The burning of holy books that Americans call "accidental" has exposed the seething anti-Americanism in much of Afghanistan. Nationwide protests continue, and two American advisors were assassinated this weekend in an office accessible only to the most trusted personnel. Since then, all NATO advisors have been withdrawn from Afghan ministries. All this has cast doubt on the so-called "partnership" that's essential to the strategy for a western troop withdrawal by 2014. Today, nine Afghans were killed by a suicide bomber near and American air base. With the US focused on damage control, we look at the military and diplomatic fallout and how it's playing on the presidential campaign trail.

Alissa Johannsen Rubin, New York Times (@alissanyt)
Greg Jaffe, Washington Post (@GregJaffe)
Chris Mason, Center for Advanced Defense Studies
Brian Katulis, Center for America Progress (@Katulis)
Michael Hirsh, Politico Magazine (@michaelphirsh)

Reporter's Notebook Does the Post Office Have a Future in the Internet Age? 11 MIN, 26 SEC

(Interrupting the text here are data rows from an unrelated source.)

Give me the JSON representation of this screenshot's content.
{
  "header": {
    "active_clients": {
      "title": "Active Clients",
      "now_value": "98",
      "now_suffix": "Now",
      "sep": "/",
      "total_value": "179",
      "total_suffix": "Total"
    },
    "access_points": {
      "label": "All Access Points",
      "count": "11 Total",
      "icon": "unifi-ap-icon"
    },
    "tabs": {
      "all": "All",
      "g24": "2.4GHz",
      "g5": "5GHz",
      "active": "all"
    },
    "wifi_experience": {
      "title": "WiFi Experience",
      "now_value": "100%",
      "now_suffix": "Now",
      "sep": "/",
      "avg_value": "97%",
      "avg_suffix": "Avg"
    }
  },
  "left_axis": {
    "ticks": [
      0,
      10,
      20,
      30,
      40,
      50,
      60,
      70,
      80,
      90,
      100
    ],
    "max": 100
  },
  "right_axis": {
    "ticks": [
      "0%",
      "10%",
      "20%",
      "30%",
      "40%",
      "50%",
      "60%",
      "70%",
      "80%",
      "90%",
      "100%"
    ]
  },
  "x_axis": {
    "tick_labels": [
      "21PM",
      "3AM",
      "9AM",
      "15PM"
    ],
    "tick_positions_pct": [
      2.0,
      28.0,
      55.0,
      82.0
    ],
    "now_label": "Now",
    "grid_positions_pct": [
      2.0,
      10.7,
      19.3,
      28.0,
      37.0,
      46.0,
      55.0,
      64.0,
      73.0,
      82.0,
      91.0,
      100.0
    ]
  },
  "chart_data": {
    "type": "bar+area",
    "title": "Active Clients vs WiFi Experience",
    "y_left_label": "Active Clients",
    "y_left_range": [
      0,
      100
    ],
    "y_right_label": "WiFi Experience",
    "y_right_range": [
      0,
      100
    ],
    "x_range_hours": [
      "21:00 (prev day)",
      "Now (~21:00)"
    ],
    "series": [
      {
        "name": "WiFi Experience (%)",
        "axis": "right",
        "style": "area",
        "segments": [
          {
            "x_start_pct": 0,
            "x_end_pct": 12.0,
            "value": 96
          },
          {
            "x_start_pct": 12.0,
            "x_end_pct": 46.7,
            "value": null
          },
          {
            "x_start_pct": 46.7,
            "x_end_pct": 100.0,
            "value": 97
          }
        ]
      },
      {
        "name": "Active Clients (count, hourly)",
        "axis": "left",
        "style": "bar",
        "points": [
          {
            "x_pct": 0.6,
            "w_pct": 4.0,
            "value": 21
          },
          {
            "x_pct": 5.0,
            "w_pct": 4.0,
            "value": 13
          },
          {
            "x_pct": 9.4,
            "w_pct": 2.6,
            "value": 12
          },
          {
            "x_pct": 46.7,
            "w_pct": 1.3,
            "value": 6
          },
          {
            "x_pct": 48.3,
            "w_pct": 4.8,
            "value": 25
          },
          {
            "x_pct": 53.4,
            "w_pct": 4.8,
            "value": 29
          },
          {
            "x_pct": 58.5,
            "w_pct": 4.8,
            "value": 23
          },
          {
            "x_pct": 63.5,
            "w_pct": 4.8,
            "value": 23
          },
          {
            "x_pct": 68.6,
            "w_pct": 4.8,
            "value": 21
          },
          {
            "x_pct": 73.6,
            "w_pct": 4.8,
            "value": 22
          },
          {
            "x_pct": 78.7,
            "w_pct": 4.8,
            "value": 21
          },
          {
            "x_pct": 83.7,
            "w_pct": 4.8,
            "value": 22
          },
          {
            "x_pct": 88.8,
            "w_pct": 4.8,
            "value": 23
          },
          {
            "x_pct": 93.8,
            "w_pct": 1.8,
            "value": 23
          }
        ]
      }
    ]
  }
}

Starting in May, the US Postal Service plans to close 252 of its 487 mail processing facilities and thousands of post offices around the country. Next-day and Saturday service will be things of the past if 150,000 jobs are eliminated by the end of the year. If the US Post Office is making a profit, why is it planning to close processing facilities and post offices and to lay off employees?

John Beaumont, National Association of Letter Carriers (@NALC_National)
James Gattuso, Heritage Foundation

Subscribe to the 5 Things To Do newsletter

Never miss the best of what to do with your free time.


More From To the Point



View All Events


Player Embed Code